"This is the bottom line: if the president's health care law is too complex and costly for big businesses and insurance companies to figure out, American families deserve a break from it as well," he said. "The Senate should take up the House-passed delay of the individual mandate as soon as it returns to work. It's only fair."
It's a politically clever argument -- but one that papers over the fact that these employer reprieves are relatively minor portions of the law, while the individual mandate is central to its functionality. But more importantly, the move and its fallout provide a telling example of the administration's no-win political situation in smoothing out the edges of the law's rollout.
"Another Obamacare Broken Promise," blared an email blast from the office of Senate Minority Leader Mitch McConnell (R-KY).
The Affordable Care Act contains a slew of regulations and mandates on individuals and businesses in order to make the swath of benefits under the law economically feasible. Providing some groups a grace period, whether or not they deserve it, invariably inflames other constituencies who want their own special treatment. Multiple labor unions, for instance, were furious that the administration gave large employers a reprieve but didn't carve out separate exemptions they've been asking for.
And conservative lawmakers and advocates, eager to disrupt and discredit Obamacare, can easily exploit the public's lack of knowledge about the complex law and use these moves to paint it as a train wreck waiting to happen.
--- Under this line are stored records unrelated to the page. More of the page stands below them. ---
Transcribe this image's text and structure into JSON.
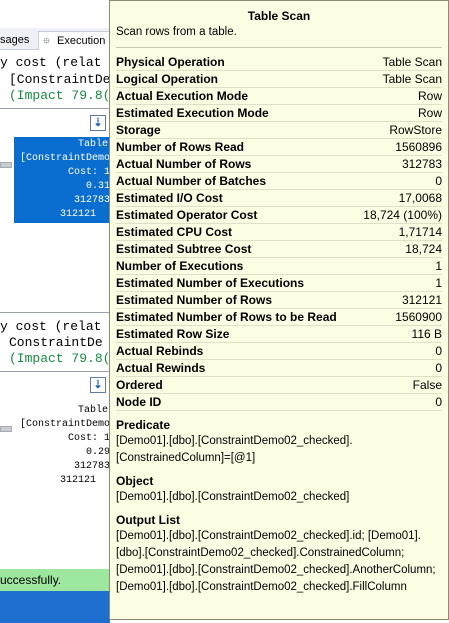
{
  "background": {
    "tabs": [
      {
        "label": "sages"
      },
      {
        "label": "Execution"
      }
    ],
    "query1": {
      "line1": "y cost (relat",
      "line2": "[ConstraintDe",
      "line3": "(Impact 79.8("
    },
    "node1": {
      "label": "Table",
      "line2": "[ConstraintDemo",
      "line3": "Cost: 1",
      "line4": "0.31",
      "line5": "312783",
      "line6": "312121"
    },
    "query2": {
      "line1": "y cost (relat",
      "line2": "ConstraintDe",
      "line3": "(Impact 79.8("
    },
    "node2": {
      "label": "Table",
      "line2": "[ConstraintDemo",
      "line3": "Cost: 1",
      "line4": "0.29",
      "line5": "312783",
      "line6": "312121"
    },
    "status": "uccessfully."
  },
  "tooltip": {
    "title": "Table Scan",
    "description": "Scan rows from a table.",
    "properties": [
      {
        "label": "Physical Operation",
        "value": "Table Scan"
      },
      {
        "label": "Logical Operation",
        "value": "Table Scan"
      },
      {
        "label": "Actual Execution Mode",
        "value": "Row"
      },
      {
        "label": "Estimated Execution Mode",
        "value": "Row"
      },
      {
        "label": "Storage",
        "value": "RowStore"
      },
      {
        "label": "Number of Rows Read",
        "value": "1560896"
      },
      {
        "label": "Actual Number of Rows",
        "value": "312783"
      },
      {
        "label": "Actual Number of Batches",
        "value": "0"
      },
      {
        "label": "Estimated I/O Cost",
        "value": "17,0068"
      },
      {
        "label": "Estimated Operator Cost",
        "value": "18,724 (100%)"
      },
      {
        "label": "Estimated CPU Cost",
        "value": "1,71714"
      },
      {
        "label": "Estimated Subtree Cost",
        "value": "18,724"
      },
      {
        "label": "Number of Executions",
        "value": "1"
      },
      {
        "label": "Estimated Number of Executions",
        "value": "1"
      },
      {
        "label": "Estimated Number of Rows",
        "value": "312121"
      },
      {
        "label": "Estimated Number of Rows to be Read",
        "value": "1560900"
      },
      {
        "label": "Estimated Row Size",
        "value": "116 B"
      },
      {
        "label": "Actual Rebinds",
        "value": "0"
      },
      {
        "label": "Actual Rewinds",
        "value": "0"
      },
      {
        "label": "Ordered",
        "value": "False"
      },
      {
        "label": "Node ID",
        "value": "0"
      }
    ],
    "predicate_heading": "Predicate",
    "predicate": "[Demo01].[dbo].[ConstraintDemo02_checked].[ConstrainedColumn]=[@1]",
    "object_heading": "Object",
    "object": "[Demo01].[dbo].[ConstraintDemo02_checked]",
    "output_heading": "Output List",
    "output": "[Demo01].[dbo].[ConstraintDemo02_checked].id; [Demo01].[dbo].[ConstraintDemo02_checked].ConstrainedColumn; [Demo01].[dbo].[ConstraintDemo02_checked].AnotherColumn; [Demo01].[dbo].[ConstraintDemo02_checked].FillColumn"
  },
  "colors": {
    "tooltip_bg": "#fdfde4",
    "selected_node": "#0a6ed1",
    "impact_text": "#158a40",
    "status_bar": "#9de69d"
  }
}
The GOP's anxiety is rising as the law's major components are set to take effect in the coming months, and President Obama's own anger and frustration with Republicans has reached a boil.
"Their number priority, the one unifying principle in the Republican Party at the moment is making sure that 30 million people don't have health care," Obama told reporters at a televised news conference Friday. "There's not even a pretense now that they're going to replace it with something better. The notion is simply that those 30 million people or the 150 million who are benefiting from the other aspects of affordable care, will be better off without it. That's their assertion. Not backed by fact, not backed by any evidence. It's just become an ideological fixation."
All the political bickering is just a prelude. The real judgment of Obamacare will be rendered after its most important benefits and regulations take effect next year.